When Calcium Hydroxide, a base is reacted with Carbon Dioxide then Calcium Carbonate and Water is produced.

Ca(OH)2 + CO2 → CaCO3 + H2O

Alkali + Ammonium salt   →   Salt   +  Water  +  Ammonia

When calcium hydroxide reacts with ammonium chloride, calcium chloride water and ammonia are produced.

Ca(OH)2 + NH4Cl  →  CaCl2 + H2O + NH3

Examples of Bases

Bases generally are Metal Oxide, Metal Hydroxide, Metal Hydrogen Carbonate, Metal Carbonates etc. Let’s see some of the examples of bases with their application in tabular form:



Potassium Hydroxide KOH

Used in Alkaline Batteries

Sodium Hydroxide NaOH

Used in the manufacturing of soap and detergent

Magnesium Hydroxide Mg(OH)2

Used as antacids

Sodium Bicarbonate NaHCO3

Used as Baking Soda

Sodium Carbonate Na2CO3

Used as Washing Soda

Ammonia NH3

Used in the manufacturing of Cleaning and Pharma Products

Calcium Hydroxide Ca(OH)2

Used in White Washing

Uses of Bases

There are various use cases of base, some of these are:

Read More

FAQs on Bases in Chemistry

1. What are Bases?

  1. Base compounds have a bitter flavour to them.
  2. The texture of most bases is soapy.
  3. When tested on litmus paper, it transforms red litmus paper into blue litmus paper in most cases.
  4. In solution, the base compounds also conduct electricity.
  5. When base compounds are dissolved in water, OH- ions are liberated.

2. What are the Functions of Bases?

At home, we employ bases as cleaning agents and antacids. Soaps, lye (which is used in oven cleansers), magnesia milk, and Tums are all examples of popular homemade bases. Each of them has a pH greater than seven, can consume free hydrogen, and neutralise acids.

3. What is the most important distinction between an Acid and a Base?

Acids and Bases are two types of corrosive chemicals. Acidic materials have a pH value between 0 and 7, while bases have a pH value between 7 and 14. Acids are ionic chemicals that break down in water to create the hydrogen ion (H+) while Base dissociates to give OH- ion.

4. What are the Physical Properties of Bases?

  • They have a bitter taste to them.
  • Their aqueous solutions have a soapy quality to them.
  • They change the colour of litmus paper from red to blue.
  • Their aqueous solutions are electrically conductive.
  • With the release of hydrogen gas, bases react with metals to generate salt.

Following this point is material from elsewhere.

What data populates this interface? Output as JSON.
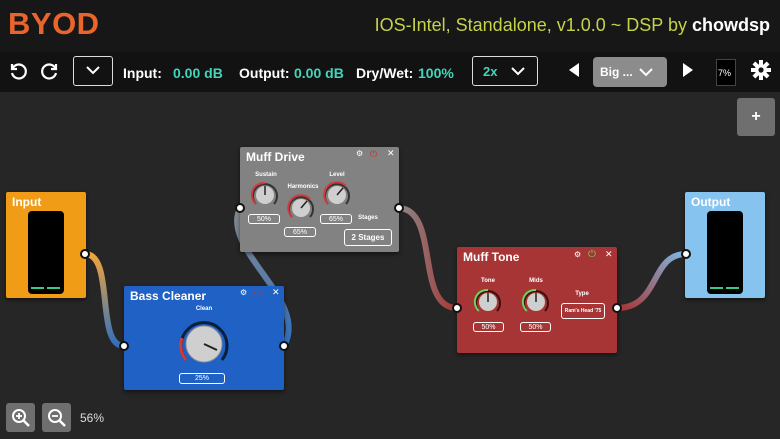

5. What will happen when Calcium Hydroxide Reacts with Ammonium Chloride?

When calcium hydroxide reacts with ammonium chloride, calcium chloride water and ammonia are produced.

Ca(OH)2 + NH4Cl  →  CaCl2 + H2O + NH3

6. What will happen when Sodium Hydroxide reacts with Zinc Metal?

When sodium hydroxide interacts with zinc metal, it produces hydrogen gas and sodium zincate.

2 NaOH + Zn → Na2ZnO2 + H2

7. What is Lewis Base?

Lewis Base are the compounds which donate a pair of electron to the electron deficient compound. Example includes NH3.

8. What are Bases made of?

Bases generally consist of OH ion. Apart from these metal oxides, carbonates and hydrogen carbonates are also bases.

9. What are Alkalis?

The bases which are soluble in water are called Alkalis. An example is Sodium Hydroxide NaOH.

10. What are Strong Base and Weak Base?

The bases which dissociate completely to give OH ion on dissolving in water are called Strong Base. Examples include NaOH. Weak bases are those which doesn’t dissociate completely to liberate OH ion is called a weak base. Examples of Weak Bases include Ammonium Hydroxide.

Article Tags :